The doomsayers suggest if the Wyoming based volcano goes off, 87,000 will be killed immediately and 2/3rds of the US will become inhabitable. The ash would block out sunlight leading to cooling by up to 5 degrees. The sulphur aerosol spewed out of volcanoes reflects sunlight meaning the world could be thrown into a nuclear winter. A volcano erupting has zero to do with global warming but it would change climactic conditions.

The damage caused in each zone can be seen here. FEMA believe a $3 trillion minimum economic impact would occur. That seems light if the Mega-colossal (VEI8) event occurs. St. Helens was around $3 billion in damages.

Zone 1

A major problem faced after an eruption is the electricity grid. Dry volcanic ash in and of itself is not conductive enough to cause insulator flashovers but it is highly soluble and if it is mainly composed of aerosols it can cause the grid to be shutdown. The insulators require de-ionised water to clean at low pressure to prevent damage to the surfaces of the conductors. Trying to rectify the problem by using backup diesel generators would be met by ultra fine volcanic ash particles gumming up injectors and the engine filters. So power shortages would be long lasting. Solar would also require cleaning and wind power gears would also become fouled up by the ash. So if you own a Tesla you’ll be in trouble. Gasoline powered cars would eventually stop working if filters weren’t replaced frequently.

Water reservoirs would also end up making it unsuitable for drinking in the short term. Depending on the level of turbidity of the water supply, several weeks may be required to restore it to normal.

Airlines would be grounded. Volcanic ash is terminal for jet engines. In 2010, the Icelandic volcano cost airlines over $1.5 billion in revenue over the 6 weeks or so of disruption. The Eurostar was not impacted by the volcano and saw a large uptick in business. Ferries also experienced a 4x boost in traffic.

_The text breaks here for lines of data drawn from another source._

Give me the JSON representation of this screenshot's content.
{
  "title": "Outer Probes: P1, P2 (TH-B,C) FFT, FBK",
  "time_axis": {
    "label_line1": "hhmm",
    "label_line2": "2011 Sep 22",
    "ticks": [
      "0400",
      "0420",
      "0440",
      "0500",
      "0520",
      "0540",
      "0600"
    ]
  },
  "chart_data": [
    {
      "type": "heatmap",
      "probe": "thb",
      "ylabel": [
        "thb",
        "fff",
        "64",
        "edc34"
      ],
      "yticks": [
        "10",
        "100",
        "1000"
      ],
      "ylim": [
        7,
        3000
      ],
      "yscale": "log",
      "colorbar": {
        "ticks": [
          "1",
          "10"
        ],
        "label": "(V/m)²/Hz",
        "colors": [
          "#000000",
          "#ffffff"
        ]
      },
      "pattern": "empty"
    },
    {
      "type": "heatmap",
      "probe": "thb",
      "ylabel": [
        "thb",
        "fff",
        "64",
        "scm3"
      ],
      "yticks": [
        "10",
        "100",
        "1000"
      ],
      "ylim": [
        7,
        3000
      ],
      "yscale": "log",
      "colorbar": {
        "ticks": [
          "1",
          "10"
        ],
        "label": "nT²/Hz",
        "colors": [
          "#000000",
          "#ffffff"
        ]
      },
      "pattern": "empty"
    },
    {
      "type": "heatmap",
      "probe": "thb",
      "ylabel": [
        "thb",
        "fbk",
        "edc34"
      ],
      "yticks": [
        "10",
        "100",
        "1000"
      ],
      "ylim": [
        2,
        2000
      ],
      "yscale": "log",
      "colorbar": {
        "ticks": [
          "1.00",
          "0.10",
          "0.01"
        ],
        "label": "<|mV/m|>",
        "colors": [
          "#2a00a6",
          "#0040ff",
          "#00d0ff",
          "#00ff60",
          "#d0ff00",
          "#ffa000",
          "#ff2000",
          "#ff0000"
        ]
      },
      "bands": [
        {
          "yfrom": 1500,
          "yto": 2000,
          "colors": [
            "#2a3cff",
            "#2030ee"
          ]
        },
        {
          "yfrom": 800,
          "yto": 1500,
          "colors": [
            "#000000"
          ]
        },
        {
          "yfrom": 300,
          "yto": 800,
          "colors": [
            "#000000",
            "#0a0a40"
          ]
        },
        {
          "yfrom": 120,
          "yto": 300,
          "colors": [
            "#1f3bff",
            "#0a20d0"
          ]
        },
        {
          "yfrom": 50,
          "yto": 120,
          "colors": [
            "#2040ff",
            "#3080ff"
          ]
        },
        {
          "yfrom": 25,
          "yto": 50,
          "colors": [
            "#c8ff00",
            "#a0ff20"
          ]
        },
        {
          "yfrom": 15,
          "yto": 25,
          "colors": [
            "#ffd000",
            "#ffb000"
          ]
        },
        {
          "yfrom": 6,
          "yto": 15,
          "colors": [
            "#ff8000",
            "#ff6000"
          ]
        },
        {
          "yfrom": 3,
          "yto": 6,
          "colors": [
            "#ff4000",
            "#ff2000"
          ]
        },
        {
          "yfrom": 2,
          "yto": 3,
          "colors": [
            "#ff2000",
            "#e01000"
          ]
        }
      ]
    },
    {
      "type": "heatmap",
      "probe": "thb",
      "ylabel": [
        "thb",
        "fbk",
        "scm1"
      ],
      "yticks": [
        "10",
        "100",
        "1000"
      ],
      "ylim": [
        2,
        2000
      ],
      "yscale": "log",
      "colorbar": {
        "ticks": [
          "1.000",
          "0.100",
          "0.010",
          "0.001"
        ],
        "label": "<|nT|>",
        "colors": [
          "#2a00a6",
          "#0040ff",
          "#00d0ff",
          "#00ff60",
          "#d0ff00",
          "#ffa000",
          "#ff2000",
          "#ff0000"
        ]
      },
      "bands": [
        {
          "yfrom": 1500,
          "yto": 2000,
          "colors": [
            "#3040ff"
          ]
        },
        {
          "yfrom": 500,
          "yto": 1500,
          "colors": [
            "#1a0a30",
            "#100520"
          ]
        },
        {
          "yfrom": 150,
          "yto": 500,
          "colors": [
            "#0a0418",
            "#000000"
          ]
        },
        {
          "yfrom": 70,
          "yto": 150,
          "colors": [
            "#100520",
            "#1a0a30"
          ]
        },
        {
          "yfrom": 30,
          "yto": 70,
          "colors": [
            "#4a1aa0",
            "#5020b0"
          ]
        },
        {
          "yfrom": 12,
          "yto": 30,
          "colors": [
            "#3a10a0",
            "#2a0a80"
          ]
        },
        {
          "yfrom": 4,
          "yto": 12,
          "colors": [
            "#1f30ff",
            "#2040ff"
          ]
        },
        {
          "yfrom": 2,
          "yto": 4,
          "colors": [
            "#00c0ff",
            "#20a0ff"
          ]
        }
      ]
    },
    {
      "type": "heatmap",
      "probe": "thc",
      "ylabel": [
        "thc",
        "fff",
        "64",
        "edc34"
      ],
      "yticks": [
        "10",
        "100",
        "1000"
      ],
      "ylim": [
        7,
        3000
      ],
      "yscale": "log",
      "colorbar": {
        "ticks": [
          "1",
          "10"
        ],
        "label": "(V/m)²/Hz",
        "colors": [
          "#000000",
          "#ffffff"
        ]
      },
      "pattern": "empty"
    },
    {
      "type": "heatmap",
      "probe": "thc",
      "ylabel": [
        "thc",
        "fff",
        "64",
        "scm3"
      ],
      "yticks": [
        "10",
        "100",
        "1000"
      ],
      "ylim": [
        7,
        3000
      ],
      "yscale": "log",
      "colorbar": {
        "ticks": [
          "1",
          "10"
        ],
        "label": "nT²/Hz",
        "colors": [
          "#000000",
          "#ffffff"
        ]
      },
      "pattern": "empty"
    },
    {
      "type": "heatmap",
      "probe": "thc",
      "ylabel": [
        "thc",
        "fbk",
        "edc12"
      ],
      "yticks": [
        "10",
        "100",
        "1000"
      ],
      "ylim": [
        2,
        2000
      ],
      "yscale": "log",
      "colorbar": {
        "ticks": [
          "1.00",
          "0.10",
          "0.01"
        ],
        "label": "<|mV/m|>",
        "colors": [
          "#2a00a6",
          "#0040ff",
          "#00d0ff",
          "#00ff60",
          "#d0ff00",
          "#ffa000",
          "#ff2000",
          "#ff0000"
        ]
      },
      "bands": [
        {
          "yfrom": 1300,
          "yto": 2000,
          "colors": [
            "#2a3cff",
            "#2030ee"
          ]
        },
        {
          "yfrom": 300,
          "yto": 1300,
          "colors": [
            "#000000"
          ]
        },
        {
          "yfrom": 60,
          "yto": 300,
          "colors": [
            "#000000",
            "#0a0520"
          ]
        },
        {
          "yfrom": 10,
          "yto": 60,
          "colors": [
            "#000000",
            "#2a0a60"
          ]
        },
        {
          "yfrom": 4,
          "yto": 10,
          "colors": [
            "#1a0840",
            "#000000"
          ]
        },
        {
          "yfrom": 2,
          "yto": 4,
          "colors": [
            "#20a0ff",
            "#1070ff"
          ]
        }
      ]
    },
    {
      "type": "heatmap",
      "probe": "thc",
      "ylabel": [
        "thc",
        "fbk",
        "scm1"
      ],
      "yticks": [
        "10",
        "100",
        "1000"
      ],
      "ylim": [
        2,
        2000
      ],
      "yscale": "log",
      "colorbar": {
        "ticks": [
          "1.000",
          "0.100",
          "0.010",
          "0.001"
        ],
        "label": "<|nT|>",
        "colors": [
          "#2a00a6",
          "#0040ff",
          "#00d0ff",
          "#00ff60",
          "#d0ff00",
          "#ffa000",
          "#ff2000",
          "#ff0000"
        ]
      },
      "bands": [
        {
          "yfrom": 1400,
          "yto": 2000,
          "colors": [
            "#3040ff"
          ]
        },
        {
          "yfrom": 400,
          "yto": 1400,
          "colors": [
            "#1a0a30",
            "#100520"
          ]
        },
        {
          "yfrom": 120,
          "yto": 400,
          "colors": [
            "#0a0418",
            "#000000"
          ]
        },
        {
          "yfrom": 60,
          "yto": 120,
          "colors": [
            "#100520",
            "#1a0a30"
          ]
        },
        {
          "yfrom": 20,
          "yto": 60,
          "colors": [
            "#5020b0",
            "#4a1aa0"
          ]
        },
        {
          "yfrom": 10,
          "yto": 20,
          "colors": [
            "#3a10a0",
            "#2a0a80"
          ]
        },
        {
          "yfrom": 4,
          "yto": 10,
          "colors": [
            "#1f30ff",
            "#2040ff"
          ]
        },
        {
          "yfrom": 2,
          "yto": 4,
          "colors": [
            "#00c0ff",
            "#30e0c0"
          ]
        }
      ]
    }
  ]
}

If the eruption was as huge as forecast, filter companies would stand to benefit greatly. High Efficiency Particulate Air (HEPA) filters would see high replacement demand. Japanese company Daikin (6367) has a subsidiary Nippon Muki which makes HEPA filters. Japan Vilene (3514) is also a maker for automotive related filters. Dow Chemical has HEPA filters although a tiny part of the total business.

Shipping companies would benefit, especially transport substitution of air cargo players where fleets would not be able to be deployed.

Insurance companies would likely escape a lot of financial damage as their policies are unlikely to cover ‘acts of god’ such as volcanic eruptions.

EPCO losses would be immense. The amount of repair work to entire grids and a halt to power supplies would hit revenue and ramp cost.

While it is still only hypothetical, the tragedy of a mega colossal eruption would be catastrophic in terms of loss of life and economic impact. The US is 25% of world GDP. Such a VEI8 eruption would have severe global economic implications. So if it comes, batten down the hatches.